What the task asks>
Find all lines in the records that include the word "promocion", and copy them out.
== Given data ==
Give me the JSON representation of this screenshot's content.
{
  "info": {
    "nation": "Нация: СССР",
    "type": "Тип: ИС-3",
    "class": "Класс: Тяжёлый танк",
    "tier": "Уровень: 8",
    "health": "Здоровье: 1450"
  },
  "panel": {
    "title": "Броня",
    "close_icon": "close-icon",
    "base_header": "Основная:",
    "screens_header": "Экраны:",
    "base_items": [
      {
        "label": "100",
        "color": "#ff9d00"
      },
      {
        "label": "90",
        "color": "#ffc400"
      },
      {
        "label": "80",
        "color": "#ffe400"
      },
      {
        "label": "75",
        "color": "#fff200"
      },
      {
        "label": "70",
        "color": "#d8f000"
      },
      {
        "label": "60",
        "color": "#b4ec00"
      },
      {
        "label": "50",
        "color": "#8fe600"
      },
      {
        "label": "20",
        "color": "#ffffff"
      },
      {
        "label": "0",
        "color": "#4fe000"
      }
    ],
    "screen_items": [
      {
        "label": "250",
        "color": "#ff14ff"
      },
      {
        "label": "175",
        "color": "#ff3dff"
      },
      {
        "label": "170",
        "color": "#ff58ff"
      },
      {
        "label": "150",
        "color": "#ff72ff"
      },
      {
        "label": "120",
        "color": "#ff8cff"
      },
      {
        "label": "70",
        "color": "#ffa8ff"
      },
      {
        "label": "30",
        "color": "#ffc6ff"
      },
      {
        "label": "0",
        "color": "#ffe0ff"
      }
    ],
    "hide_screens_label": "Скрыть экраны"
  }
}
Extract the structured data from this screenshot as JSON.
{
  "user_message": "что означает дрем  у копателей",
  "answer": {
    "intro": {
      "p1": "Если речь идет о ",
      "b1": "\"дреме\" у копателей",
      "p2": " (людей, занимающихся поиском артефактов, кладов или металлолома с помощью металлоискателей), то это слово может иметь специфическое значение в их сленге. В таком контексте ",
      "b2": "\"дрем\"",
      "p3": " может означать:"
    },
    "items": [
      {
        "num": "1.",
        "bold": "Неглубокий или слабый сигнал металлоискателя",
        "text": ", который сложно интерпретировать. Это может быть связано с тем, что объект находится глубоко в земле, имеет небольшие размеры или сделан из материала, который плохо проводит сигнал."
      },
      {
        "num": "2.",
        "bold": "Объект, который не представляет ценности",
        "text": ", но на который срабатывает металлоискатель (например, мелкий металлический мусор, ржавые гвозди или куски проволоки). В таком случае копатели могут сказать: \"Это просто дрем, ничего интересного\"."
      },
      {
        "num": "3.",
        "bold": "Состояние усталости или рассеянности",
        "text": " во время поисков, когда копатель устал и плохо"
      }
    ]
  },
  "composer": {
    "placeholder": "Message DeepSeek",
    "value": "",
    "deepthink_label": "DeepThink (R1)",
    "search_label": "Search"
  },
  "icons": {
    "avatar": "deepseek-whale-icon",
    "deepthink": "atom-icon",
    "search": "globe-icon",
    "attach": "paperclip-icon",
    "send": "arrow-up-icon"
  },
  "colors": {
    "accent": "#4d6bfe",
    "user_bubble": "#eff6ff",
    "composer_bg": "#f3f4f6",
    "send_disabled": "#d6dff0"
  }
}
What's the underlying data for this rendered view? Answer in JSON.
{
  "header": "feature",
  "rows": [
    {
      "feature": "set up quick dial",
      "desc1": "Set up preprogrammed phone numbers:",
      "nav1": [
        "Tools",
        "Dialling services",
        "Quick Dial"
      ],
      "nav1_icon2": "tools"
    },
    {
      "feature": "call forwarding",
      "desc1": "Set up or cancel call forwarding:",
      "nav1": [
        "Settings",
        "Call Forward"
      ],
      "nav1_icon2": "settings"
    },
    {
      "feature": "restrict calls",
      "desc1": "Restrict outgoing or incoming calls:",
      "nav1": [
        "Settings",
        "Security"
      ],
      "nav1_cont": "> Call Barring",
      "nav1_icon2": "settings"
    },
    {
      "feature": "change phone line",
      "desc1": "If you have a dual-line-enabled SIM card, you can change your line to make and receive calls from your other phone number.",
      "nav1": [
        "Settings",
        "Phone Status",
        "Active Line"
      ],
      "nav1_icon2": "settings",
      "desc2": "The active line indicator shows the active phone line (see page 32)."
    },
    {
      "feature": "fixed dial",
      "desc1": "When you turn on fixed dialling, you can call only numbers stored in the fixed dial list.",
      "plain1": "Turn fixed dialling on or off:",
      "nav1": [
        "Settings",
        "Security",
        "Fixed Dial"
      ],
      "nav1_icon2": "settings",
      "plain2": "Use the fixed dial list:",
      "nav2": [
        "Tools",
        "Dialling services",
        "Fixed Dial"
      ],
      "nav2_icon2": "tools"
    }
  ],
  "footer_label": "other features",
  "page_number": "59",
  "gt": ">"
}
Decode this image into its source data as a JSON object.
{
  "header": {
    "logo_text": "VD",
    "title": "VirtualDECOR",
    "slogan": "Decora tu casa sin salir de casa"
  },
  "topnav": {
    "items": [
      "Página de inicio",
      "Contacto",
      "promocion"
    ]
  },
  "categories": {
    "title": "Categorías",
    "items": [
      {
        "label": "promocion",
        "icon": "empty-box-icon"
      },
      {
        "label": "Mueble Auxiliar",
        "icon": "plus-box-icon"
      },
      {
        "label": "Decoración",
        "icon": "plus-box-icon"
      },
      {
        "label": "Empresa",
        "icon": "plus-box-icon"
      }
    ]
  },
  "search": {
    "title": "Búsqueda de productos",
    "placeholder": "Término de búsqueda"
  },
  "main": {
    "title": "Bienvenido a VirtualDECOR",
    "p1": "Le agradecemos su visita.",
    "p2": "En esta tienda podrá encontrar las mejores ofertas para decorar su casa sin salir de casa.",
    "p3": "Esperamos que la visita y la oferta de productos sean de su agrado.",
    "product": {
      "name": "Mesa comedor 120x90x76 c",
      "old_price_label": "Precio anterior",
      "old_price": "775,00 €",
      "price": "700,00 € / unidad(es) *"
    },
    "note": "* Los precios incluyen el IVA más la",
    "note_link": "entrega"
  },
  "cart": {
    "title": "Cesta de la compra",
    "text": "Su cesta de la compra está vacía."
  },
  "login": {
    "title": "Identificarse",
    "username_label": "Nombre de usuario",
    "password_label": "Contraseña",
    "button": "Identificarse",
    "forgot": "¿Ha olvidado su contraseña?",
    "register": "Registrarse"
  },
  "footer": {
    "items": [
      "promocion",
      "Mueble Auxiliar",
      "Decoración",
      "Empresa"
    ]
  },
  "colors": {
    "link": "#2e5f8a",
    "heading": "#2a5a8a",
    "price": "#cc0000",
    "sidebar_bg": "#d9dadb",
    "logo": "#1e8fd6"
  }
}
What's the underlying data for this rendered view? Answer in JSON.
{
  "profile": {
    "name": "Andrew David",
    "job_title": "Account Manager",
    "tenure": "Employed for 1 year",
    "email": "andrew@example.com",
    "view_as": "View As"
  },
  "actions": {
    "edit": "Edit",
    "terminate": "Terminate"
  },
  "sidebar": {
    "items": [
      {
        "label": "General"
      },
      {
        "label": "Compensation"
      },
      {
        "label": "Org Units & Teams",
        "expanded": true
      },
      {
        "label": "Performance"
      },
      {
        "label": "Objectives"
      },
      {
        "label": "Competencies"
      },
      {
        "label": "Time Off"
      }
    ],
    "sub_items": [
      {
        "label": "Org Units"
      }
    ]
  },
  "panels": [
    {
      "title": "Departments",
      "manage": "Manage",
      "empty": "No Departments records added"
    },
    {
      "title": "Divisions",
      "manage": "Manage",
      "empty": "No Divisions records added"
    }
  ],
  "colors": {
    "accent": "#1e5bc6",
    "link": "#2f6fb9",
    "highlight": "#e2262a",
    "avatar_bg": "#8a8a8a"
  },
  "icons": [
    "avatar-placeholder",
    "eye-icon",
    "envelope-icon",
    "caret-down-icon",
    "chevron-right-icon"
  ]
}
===
Task solution>
      "promocion"
        "label": "promocion",
      "promocion",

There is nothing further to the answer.